**EXERCISE OBJECTIVE**
Extract the complete data exactly as given.

[Page and application data records]
[Start of Attachment]

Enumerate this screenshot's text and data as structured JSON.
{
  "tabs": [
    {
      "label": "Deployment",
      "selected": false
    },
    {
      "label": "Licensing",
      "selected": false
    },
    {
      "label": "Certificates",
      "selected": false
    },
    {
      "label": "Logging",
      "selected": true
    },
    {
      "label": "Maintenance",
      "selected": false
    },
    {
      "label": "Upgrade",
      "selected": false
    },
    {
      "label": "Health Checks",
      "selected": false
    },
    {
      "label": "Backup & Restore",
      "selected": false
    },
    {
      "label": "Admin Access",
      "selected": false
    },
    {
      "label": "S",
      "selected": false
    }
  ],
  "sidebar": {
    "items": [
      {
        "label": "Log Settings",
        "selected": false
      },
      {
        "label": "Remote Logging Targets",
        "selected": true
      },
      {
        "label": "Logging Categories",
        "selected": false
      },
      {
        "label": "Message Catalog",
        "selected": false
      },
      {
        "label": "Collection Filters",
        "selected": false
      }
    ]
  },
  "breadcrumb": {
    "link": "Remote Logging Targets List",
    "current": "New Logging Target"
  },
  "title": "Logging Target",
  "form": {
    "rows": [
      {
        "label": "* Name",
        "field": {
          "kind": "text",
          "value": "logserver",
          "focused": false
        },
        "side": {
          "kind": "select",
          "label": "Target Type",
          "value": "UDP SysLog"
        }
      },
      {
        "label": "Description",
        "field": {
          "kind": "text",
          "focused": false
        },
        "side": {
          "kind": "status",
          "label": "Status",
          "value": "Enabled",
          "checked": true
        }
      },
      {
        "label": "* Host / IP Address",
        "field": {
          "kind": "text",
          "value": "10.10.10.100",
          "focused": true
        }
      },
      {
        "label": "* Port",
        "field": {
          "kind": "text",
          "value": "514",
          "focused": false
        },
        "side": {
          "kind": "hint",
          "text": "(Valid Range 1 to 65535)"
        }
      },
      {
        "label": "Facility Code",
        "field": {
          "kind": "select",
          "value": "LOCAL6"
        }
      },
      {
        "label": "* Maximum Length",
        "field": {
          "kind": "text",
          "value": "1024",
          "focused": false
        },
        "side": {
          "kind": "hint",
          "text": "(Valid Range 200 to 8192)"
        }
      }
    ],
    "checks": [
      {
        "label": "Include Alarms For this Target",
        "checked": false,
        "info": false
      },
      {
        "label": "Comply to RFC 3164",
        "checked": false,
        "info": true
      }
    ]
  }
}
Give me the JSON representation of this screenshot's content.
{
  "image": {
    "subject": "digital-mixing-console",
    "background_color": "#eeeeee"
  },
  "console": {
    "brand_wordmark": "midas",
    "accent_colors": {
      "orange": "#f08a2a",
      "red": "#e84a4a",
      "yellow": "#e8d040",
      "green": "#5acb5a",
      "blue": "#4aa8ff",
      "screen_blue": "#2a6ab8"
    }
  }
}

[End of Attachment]

**TASK RESPONSE**
Enumerate this screenshot's text and data as structured JSON.
{
  "tabs": [
    {
      "label": "Deployment",
      "selected": false
    },
    {
      "label": "Licensing",
      "selected": false
    },
    {
      "label": "Certificates",
      "selected": false
    },
    {
      "label": "Logging",
      "selected": true
    },
    {
      "label": "Maintenance",
      "selected": false
    },
    {
      "label": "Upgrade",
      "selected": false
    },
    {
      "label": "Health Checks",
      "selected": false
    },
    {
      "label": "Backup & Restore",
      "selected": false
    },
    {
      "label": "Admin Access",
      "selected": false
    },
    {
      "label": "S",
      "selected": false
    }
  ],
  "sidebar": {
    "items": [
      {
        "label": "Log Settings",
        "selected": false
      },
      {
        "label": "Remote Logging Targets",
        "selected": true
      },
      {
        "label": "Logging Categories",
        "selected": false
      },
      {
        "label": "Message Catalog",
        "selected": false
      },
      {
        "label": "Collection Filters",
        "selected": false
      }
    ]
  },
  "breadcrumb": {
    "link": "Remote Logging Targets List",
    "current": "New Logging Target"
  },
  "title": "Logging Target",
  "form": {
    "rows": [
      {
        "label": "* Name",
        "field": {
          "kind": "text",
          "value": "logserver",
          "focused": false
        },
        "side": {
          "kind": "select",
          "label": "Target Type",
          "value": "UDP SysLog"
        }
      },
      {
        "label": "Description",
        "field": {
          "kind": "text",
          "focused": false
        },
        "side": {
          "kind": "status",
          "label": "Status",
          "value": "Enabled",
          "checked": true
        }
      },
      {
        "label": "* Host / IP Address",
        "field": {
          "kind": "text",
          "value": "10.10.10.100",
          "focused": true
        }
      },
      {
        "label": "* Port",
        "field": {
          "kind": "text",
          "value": "514",
          "focused": false
        },
        "side": {
          "kind": "hint",
          "text": "(Valid Range 1 to 65535)"
        }
      },
      {
        "label": "Facility Code",
        "field": {
          "kind": "select",
          "value": "LOCAL6"
        }
      },
      {
        "label": "* Maximum Length",
        "field": {
          "kind": "text",
          "value": "1024",
          "focused": false
        },
        "side": {
          "kind": "hint",
          "text": "(Valid Range 200 to 8192)"
        }
      }
    ],
    "checks": [
      {
        "label": "Include Alarms For this Target",
        "checked": false,
        "info": false
      },
      {
        "label": "Comply to RFC 3164",
        "checked": false,
        "info": true
      }
    ]
  }
}
Give me the JSON representation of this screenshot's content.
{
  "image": {
    "subject": "digital-mixing-console",
    "background_color": "#eeeeee"
  },
  "console": {
    "brand_wordmark": "midas",
    "accent_colors": {
      "orange": "#f08a2a",
      "red": "#e84a4a",
      "yellow": "#e8d040",
      "green": "#5acb5a",
      "blue": "#4aa8ff",
      "screen_blue": "#2a6ab8"
    }
  }
}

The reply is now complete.